Written by Guillaume Ragonnaud.
Over the past centuries, humanity has used an increasing share of the known elements to foster technological innovation, in particular metals. Today, a wide range of key technologies across all industries, from chips to batteries, medical imaging to tanks, rely on the unique physical properties of some specific critical raw materials (CRMs). Demand for CRMs is projected to skyrocket in the coming years. However, as the transition to ‘net-zero’ and the digital age is particularly materials-intensive, it remains uncertain whether supply will keep up with the expected needs. Moreover, recent pledges for higher defence spending will also require more CRMs.

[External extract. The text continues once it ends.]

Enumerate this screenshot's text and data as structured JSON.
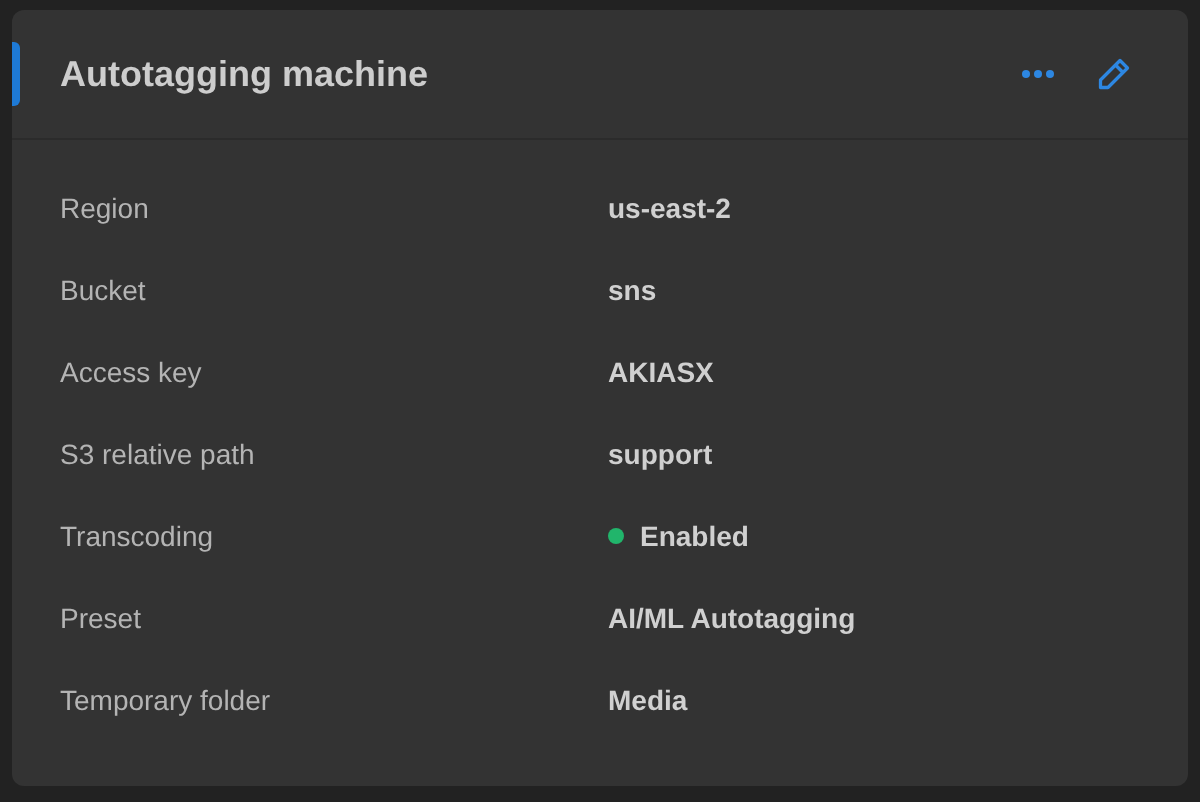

Video: Critical raw materials
The EU’s ambition to become a climate-neutral economy by 2050, and its ability to sustain the green and digital transitions and achieve strategic autonomy, all rely heavily on reliable, secure and resilient access to CRMs. CRM supply chains are global, complex, and fragile, which makes them vulnerable to a wide range of risks, including those linked to geopolitical tensions. The supply of CRMs is often more concentrated than that of fossil fuels. Furthermore, the EU’s reliance on imports of CRMs is extremely high, sometimes reaching 100 % (e.g. for rare earth elements – REEs). The EU’s strategic dependency in the supply of REEs is a notable example of the challenges linked to the EU’s over-dependence on supply chains dominated by third countries.
Over the past few years, to avoid replacing its dependency over fossil fuels by another, on CRMs, the EU has reviewed all relevant policies to foster its security of supply, mixing industrial, research and trade policies with international partnerships. It is expected to go further with the announced proposal for a CRM act. Possible measures that could help the EU tackle these challenges include diversifying CRM primary sourcing; promoting a fully circular approach to CRM use; and implementing contingency planning, mitigating and emergency measures, including stockpiling.
The European Parliament has promoted an integrated approach throughout the CRM value chain under a European strategy for CRMs, to increase the EU’s supply. It has recently emphasised that a new European Sovereignty Fund should increase European investment in the raw materials sector.
Read the complete briefing on ‘Securing Europe’s supply of critical raw materials: The material nature of the EU’s strategic goals‘ in the Think Tank pages of the European Parliament.
[…] of trade policy as a means of allowing the EU to access new strategic markets and ensure access to critical materials to secure value chains. At the March European Council meeting, EU leaders are thus likely to hold a […]